Search the entries below. Return every line that has "icon" in it.

Dataset rows describing interfaces:
----

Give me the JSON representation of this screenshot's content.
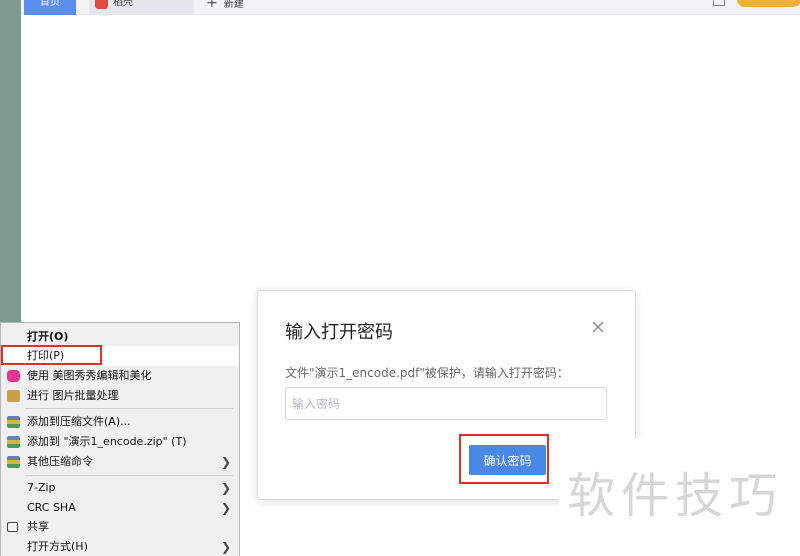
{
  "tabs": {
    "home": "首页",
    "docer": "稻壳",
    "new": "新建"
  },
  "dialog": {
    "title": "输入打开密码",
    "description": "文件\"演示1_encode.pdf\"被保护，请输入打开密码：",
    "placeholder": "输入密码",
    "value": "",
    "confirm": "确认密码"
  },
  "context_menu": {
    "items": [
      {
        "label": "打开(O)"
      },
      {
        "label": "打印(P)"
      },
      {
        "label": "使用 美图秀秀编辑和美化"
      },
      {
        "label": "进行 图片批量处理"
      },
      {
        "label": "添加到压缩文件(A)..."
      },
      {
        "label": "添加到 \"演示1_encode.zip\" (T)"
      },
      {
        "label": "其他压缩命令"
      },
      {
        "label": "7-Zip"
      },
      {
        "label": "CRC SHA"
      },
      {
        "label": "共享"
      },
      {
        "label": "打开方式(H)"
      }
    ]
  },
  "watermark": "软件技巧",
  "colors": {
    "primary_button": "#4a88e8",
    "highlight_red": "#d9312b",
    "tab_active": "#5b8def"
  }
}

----

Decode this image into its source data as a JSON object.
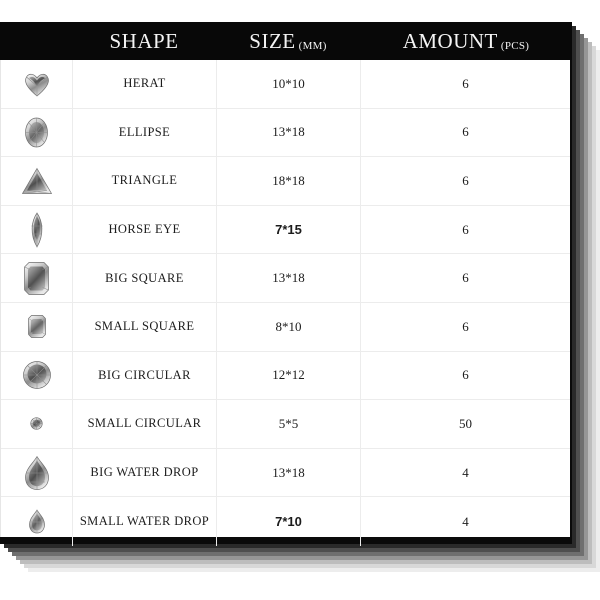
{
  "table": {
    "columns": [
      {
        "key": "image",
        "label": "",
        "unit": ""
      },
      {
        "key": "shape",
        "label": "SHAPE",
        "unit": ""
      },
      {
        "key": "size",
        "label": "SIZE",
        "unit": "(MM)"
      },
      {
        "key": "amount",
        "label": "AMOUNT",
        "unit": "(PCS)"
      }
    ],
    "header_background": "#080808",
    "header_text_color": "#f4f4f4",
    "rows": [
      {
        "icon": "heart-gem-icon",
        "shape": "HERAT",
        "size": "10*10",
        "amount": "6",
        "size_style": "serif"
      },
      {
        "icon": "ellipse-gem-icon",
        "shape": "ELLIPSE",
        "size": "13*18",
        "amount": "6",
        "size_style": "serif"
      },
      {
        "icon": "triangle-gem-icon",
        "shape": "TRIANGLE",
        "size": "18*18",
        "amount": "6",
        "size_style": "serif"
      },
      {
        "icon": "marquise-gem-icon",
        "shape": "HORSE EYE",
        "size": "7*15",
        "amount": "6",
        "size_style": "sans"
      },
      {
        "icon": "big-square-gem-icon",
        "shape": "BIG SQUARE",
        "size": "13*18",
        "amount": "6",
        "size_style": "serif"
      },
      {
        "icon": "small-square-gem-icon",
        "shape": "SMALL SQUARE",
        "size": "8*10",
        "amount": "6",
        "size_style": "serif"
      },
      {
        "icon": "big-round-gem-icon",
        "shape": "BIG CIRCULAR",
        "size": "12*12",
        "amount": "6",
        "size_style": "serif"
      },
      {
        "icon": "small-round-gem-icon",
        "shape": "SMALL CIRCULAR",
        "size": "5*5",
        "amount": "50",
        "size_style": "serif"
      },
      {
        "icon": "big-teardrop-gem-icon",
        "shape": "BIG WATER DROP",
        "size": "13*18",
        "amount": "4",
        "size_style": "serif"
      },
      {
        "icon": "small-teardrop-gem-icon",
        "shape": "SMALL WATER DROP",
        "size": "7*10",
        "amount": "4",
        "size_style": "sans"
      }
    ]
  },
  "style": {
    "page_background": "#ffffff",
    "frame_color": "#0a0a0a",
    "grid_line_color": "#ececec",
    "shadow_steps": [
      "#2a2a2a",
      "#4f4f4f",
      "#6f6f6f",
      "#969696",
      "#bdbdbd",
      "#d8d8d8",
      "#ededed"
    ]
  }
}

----

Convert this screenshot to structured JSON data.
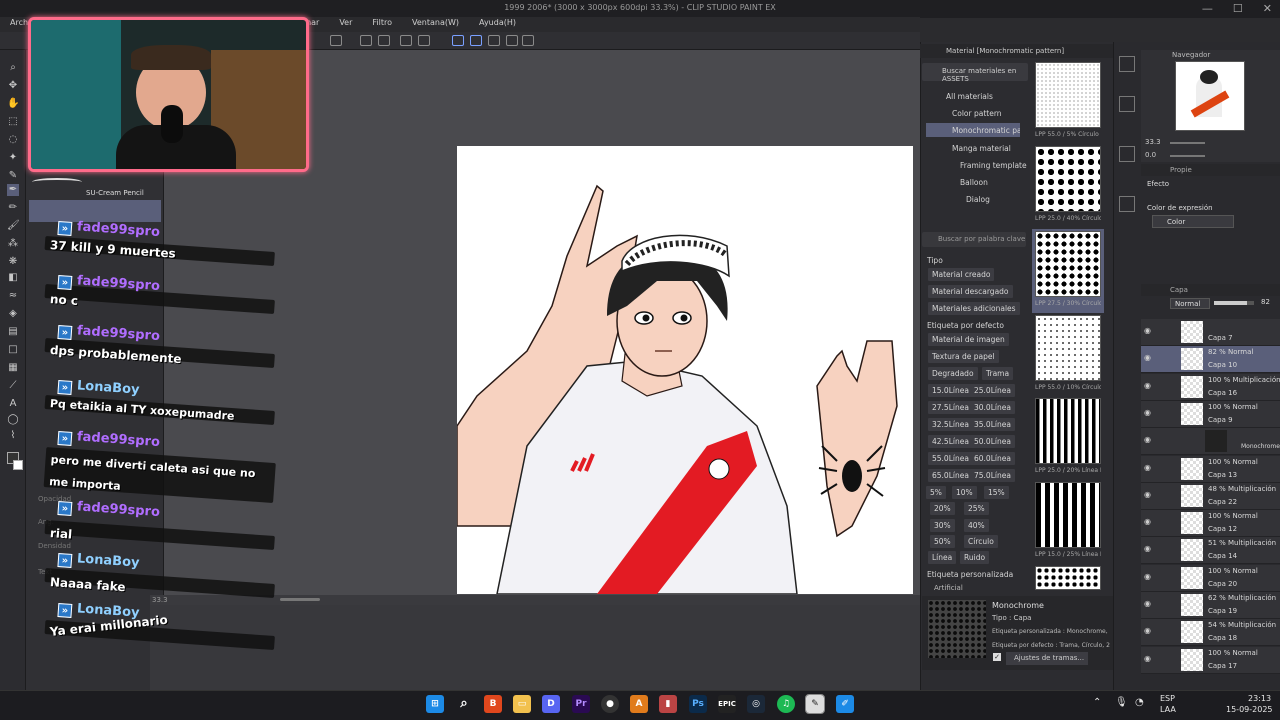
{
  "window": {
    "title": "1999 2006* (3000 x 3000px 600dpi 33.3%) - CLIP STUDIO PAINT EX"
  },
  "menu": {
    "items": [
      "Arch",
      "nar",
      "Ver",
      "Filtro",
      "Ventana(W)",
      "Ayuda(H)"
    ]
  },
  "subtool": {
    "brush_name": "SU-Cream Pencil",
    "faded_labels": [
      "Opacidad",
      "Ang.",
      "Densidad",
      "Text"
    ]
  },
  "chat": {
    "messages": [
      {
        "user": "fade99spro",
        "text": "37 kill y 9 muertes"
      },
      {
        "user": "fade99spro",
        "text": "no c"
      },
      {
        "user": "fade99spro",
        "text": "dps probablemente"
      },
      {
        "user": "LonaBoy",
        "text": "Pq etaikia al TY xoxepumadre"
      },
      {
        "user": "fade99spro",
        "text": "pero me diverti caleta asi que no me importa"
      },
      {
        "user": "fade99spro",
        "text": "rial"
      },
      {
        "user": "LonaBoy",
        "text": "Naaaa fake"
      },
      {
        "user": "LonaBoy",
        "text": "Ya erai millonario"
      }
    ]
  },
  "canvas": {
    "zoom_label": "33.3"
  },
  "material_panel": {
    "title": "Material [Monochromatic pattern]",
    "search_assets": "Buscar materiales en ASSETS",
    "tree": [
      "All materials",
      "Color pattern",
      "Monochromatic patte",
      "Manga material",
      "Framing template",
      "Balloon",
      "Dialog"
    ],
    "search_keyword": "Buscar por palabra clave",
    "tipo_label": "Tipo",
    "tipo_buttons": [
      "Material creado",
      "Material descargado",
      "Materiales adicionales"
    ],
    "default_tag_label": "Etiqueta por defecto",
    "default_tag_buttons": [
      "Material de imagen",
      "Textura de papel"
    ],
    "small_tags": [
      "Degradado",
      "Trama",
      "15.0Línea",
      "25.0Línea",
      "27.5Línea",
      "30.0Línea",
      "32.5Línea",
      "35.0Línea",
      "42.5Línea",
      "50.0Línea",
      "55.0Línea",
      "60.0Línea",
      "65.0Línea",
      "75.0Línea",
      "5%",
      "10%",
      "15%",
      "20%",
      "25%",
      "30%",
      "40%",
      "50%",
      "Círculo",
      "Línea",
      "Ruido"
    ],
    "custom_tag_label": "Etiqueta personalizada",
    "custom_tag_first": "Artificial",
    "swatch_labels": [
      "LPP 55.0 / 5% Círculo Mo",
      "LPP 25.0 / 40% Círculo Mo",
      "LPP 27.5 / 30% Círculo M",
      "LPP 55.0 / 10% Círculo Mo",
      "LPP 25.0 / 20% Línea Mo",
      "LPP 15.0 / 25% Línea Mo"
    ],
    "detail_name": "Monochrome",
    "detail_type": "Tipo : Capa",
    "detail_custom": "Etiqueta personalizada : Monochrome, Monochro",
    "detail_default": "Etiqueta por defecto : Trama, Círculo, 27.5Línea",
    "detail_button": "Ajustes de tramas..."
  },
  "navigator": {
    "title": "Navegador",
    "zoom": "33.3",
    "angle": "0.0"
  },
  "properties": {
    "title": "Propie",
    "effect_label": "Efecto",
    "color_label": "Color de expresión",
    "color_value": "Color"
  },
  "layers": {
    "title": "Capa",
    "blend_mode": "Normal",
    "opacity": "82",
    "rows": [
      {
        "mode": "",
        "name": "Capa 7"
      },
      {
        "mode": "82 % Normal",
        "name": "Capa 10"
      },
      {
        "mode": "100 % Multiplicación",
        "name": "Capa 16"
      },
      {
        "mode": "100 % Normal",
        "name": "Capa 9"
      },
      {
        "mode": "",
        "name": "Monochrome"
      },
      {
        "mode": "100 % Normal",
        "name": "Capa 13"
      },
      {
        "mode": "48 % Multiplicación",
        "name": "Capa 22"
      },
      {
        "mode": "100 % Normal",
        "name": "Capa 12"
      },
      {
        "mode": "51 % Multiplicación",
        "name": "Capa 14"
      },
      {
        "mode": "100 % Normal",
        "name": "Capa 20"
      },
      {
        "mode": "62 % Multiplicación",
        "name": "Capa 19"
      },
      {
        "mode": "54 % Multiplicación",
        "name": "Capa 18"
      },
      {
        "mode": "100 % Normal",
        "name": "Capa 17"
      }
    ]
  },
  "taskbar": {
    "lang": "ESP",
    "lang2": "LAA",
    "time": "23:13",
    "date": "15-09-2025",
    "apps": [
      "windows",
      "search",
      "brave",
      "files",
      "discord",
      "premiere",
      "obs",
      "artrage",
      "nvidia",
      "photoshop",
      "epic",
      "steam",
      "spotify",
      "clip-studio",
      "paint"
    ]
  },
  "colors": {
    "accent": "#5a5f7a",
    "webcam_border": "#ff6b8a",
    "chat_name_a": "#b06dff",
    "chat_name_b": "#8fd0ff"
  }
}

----

Answer section:
        "icon": "heart-gem-icon",
        "icon": "ellipse-gem-icon",
        "icon": "triangle-gem-icon",
        "icon": "marquise-gem-icon",
        "icon": "big-square-gem-icon",
        "icon": "small-square-gem-icon",
        "icon": "big-round-gem-icon",
        "icon": "small-round-gem-icon",
        "icon": "big-teardrop-gem-icon",
        "icon": "small-teardrop-gem-icon",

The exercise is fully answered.